• AIM OF THE TASK:
Find and return every line of the data that contains the word "City".

Dataset rows for apps and sites:
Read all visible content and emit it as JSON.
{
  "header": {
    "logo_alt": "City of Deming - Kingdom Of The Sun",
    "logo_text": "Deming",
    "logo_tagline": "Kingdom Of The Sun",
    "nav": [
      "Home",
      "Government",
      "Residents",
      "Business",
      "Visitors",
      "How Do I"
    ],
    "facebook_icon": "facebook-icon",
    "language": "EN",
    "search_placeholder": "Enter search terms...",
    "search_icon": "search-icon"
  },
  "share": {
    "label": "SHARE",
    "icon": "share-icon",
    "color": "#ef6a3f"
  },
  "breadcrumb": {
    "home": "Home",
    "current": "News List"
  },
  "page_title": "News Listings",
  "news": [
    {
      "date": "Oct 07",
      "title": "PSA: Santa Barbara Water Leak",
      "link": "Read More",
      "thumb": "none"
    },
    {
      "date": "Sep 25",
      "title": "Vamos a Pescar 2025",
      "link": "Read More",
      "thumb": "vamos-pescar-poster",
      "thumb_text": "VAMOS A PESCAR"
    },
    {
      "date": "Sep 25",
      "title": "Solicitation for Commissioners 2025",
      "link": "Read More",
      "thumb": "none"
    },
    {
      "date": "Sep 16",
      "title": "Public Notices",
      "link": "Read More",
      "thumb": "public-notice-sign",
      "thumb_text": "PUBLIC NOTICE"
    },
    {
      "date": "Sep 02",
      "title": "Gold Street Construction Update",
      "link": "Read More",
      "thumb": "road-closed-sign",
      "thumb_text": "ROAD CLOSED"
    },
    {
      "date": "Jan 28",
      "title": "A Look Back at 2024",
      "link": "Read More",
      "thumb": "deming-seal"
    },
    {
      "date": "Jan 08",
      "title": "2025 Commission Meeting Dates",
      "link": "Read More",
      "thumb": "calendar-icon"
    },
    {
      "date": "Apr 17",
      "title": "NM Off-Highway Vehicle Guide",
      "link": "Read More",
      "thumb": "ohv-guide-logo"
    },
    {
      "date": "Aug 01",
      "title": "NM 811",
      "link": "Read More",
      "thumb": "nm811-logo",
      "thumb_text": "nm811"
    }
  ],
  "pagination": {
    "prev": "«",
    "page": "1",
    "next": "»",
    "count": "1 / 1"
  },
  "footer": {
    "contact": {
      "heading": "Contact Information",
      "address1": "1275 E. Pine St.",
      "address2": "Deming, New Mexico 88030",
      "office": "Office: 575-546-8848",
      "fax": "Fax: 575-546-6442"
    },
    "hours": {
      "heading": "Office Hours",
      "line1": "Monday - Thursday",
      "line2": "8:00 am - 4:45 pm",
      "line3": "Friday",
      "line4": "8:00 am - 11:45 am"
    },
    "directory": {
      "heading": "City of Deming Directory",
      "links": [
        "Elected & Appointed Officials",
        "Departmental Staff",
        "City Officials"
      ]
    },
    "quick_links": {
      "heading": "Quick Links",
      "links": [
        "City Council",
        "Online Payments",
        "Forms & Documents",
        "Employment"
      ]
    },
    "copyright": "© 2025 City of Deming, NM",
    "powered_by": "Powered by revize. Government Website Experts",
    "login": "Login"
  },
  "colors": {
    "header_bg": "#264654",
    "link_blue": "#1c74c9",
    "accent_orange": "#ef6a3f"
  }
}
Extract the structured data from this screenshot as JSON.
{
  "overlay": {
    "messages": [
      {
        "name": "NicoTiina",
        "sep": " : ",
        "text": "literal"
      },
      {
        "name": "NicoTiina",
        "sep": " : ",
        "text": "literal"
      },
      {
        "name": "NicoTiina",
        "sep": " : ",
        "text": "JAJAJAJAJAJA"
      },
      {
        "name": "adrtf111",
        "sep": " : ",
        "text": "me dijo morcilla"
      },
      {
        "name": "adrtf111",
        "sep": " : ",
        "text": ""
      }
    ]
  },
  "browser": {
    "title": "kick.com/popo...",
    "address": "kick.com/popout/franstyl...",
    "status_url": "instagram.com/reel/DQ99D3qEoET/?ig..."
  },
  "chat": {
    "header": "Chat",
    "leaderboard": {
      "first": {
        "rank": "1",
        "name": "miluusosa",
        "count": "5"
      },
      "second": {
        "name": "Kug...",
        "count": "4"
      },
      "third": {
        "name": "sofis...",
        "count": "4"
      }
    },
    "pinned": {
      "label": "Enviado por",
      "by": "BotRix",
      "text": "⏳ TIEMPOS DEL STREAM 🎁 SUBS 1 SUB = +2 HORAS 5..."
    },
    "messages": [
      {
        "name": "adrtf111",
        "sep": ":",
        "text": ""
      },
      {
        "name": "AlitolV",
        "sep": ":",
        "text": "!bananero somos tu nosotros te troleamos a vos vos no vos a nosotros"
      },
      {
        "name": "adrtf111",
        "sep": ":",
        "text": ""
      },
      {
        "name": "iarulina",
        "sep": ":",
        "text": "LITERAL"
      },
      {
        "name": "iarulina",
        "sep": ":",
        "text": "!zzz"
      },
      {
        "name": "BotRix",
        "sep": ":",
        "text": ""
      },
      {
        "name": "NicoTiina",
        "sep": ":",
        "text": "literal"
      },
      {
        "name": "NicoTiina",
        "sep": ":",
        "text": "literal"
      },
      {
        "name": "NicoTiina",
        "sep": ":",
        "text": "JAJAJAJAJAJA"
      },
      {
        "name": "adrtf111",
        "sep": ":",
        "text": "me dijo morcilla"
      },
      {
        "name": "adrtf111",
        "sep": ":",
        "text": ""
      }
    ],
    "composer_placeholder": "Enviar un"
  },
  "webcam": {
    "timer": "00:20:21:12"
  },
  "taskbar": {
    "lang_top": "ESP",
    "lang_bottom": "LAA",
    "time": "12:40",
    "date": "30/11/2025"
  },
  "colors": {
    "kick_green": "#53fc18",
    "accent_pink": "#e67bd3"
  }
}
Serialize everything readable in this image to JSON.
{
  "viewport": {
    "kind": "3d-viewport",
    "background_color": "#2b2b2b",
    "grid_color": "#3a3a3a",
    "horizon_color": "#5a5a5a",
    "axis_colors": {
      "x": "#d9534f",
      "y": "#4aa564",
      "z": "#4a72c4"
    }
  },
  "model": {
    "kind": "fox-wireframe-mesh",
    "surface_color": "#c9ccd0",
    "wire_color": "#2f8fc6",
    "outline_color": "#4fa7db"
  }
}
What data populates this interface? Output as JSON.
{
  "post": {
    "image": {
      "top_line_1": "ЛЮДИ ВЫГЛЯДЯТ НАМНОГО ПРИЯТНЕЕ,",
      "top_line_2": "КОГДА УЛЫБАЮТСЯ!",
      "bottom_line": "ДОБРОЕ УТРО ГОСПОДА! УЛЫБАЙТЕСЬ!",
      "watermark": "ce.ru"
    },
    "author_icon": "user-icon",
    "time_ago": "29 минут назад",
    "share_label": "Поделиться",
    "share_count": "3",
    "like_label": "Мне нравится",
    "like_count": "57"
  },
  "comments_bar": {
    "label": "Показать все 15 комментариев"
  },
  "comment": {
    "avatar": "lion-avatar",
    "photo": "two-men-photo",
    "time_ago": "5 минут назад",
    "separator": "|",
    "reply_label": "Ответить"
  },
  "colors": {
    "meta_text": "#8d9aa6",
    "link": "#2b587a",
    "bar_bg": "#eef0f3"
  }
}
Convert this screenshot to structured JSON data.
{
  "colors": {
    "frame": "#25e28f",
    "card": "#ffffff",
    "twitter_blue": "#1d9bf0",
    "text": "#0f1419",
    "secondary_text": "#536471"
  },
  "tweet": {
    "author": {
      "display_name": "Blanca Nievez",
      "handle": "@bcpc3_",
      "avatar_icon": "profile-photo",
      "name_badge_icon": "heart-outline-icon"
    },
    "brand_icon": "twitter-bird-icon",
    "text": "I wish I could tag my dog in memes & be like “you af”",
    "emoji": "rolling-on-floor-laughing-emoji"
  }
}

• ANSWER TO THE PROBLEM:
    "logo_alt": "City of Deming - Kingdom Of The Sun",
      "heading": "City of Deming Directory",
        "City Officials"
        "City Council",
    "copyright": "© 2025 City of Deming, NM",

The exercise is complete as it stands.